The senator representing Anambra South, Ifeanyi Ubah, has decried how he was denied access to the premises of the Federal High Court in Abuja where the trial of the leader of the proscribed Indigenous People of Biafra (IPOB), Nnamdi Kanu, came up on Thursday.
The State Security Services (SSS) blocked routes leading to the court on Thursday, preventing journalists, litigants and lawyers from having access, as Mr Kanu’s trial went underway.
Newsmen report that some lawyers prevented from entering the court premises to pursue their cases before other judges of the court engaged in a shouting match with the security agents.
Speaking with journalists on Thursday, Mr Uba, the governorship candidate of the Young Progressives Congress (YPP) in the forthcoming November 6 election in Anambra State, said he had come to court to attend proceedings in a separate matter he filed in court only to be denied access.
Mr Uba had reportedly filed a suit seeking an order of court granting him access to Mr Kanu in custody.
“As a serving senator of the federal republic, today, I have a case in court and I was to present myself in court regarding my motion.
“This morning, I approached the court site through different routes, but they were blocked.
“As a senator of the federal republic, I think I have the right to enter the court premise even if I have no business in the court.
“I want to plead with the authorities that this should not happen again.
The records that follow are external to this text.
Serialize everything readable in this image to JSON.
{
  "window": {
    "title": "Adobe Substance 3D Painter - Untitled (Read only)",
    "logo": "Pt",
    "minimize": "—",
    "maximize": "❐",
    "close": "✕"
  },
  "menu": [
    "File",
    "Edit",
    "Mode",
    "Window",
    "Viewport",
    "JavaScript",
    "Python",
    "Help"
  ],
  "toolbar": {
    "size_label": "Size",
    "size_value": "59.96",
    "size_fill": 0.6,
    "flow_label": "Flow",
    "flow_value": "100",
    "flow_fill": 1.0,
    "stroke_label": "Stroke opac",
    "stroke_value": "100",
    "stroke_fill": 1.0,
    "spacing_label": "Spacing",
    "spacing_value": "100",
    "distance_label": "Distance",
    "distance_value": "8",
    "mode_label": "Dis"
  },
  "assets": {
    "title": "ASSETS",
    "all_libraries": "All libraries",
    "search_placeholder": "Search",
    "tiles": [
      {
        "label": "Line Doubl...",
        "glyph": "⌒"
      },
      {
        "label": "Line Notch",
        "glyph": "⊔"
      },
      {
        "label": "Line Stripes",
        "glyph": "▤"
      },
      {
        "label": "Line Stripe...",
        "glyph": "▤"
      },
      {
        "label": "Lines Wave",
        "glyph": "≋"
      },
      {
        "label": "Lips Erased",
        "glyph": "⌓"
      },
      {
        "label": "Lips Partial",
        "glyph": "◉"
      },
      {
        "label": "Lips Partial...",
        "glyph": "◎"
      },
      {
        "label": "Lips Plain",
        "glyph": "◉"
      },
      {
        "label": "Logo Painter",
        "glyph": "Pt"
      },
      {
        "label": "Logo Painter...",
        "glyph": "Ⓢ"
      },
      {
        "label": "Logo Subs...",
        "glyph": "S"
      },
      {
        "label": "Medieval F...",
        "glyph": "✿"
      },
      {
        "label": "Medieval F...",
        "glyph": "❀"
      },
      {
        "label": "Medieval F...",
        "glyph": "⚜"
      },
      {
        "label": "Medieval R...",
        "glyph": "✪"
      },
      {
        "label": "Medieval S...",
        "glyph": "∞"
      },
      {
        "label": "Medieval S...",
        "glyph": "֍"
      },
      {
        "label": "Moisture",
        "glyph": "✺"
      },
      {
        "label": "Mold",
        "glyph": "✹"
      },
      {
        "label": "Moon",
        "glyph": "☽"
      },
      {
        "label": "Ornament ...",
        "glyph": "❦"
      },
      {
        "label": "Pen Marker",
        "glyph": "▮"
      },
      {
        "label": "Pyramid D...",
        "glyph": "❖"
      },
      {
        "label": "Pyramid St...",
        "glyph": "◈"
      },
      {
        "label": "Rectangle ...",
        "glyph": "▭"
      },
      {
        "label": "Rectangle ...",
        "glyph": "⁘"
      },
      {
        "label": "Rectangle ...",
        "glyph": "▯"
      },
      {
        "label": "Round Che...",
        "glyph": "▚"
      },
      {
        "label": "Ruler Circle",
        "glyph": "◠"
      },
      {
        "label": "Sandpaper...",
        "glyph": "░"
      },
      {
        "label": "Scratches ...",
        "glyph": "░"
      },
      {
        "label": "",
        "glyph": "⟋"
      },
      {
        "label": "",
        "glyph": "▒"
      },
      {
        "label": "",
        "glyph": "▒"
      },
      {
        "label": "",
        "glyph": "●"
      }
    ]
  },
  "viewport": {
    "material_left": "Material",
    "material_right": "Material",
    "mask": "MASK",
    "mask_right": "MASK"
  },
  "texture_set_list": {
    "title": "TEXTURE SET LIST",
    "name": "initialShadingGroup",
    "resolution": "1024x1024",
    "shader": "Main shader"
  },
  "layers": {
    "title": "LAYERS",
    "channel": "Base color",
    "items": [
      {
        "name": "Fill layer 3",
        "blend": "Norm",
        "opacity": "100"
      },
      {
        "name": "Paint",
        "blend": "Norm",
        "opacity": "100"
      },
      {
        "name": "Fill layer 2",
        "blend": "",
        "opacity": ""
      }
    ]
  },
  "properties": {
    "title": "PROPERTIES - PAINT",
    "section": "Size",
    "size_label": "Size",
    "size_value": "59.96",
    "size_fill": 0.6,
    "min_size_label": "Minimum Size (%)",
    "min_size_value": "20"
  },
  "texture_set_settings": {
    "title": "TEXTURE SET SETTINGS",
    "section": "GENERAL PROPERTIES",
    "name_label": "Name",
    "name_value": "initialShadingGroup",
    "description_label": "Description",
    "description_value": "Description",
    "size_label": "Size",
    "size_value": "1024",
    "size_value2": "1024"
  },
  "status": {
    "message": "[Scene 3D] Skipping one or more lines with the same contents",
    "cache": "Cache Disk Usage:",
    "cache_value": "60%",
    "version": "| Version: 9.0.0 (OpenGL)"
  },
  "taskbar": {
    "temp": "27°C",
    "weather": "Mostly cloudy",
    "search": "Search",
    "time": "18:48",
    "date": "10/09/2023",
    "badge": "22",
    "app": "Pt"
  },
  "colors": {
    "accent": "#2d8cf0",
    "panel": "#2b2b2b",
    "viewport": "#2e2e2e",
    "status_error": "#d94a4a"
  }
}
Everybody that is accused is presumed innocent until proven guilty,’’ Mr Uba said.
The lawmaker appealed to security agents, particularly the SSS to evolve better ways to ensure the smooth trial of leader of the proscribed IPOB, Kanu.
“I am pleading that there should be sanity in the way and manner we go about this case,’’ he added.
Mr Uba had approached the court seeking an order to be allowed to visit Kanu in SSS custody.
The motion was brought pursuant to Section 36 (1) of the 1999 Constitution, as amended and under the inherent jurisdiction of the court as preserved in Section 6 (6b) of the Constitution.
In the motion on notice dated October 15, marked FHC/ABJ/CR/383/2021, Mr Uba prayed for an order of court granting him leave to visit Kanu in DSS custody, as part of his oversight legislative function.
In the affidavit personally deposed to by the senator, he stated that: “as a senator from the South-east geopolitical zone of Nigeria, I took it upon myself in carrying out my oversight legislative functions to visit the defendant at the DSS detention facility.
“This is to ascertain from him if he is involved in any way in what is happening in the South-east and to seek way of amicable settlement of the separatist agitation in the Southeast in the overall interest of Nigeria.
“That at the SSS detention facility, I was denied access to the defendant and directed to approach this court to obtain permission before I could be allowed access to the defendant.
“I state that my interest in seeking to see the defendant is in the interest of national peace and security.’’
The separatist, who was granted bail in April 2017, fled the country after the invasion of his home in Afara-Ukwu, near Umuahia, Abia State, by the military in September that year, a situation one of Mr Kanu’s lawyers, Alloy Ejimakor, described as the “rule of self-preservation.”
A judge subsequently revoked his bail for ditching his trial, and ordered his trial to be separated from the rest of the co-defendants’.
While the trial of the rest of the defendants has made some progress, Mr Kanu’s has been stalled since 2017.
On June 29, 2021, the Attorney-General of the Federation, Abubakar Malami, announced that Mr Kanu had been rearrested and brought back to Nigeria to continue facing his trial.
He said the IPOB leader was “intercepted” days earlier but did not give details.
Although there has been no official disclosure about where and how Mr Kanu was arrested, relatives and lawyers to the IPOB leader, have described how he was “kidnapped” in Kenya under controversial circumstances.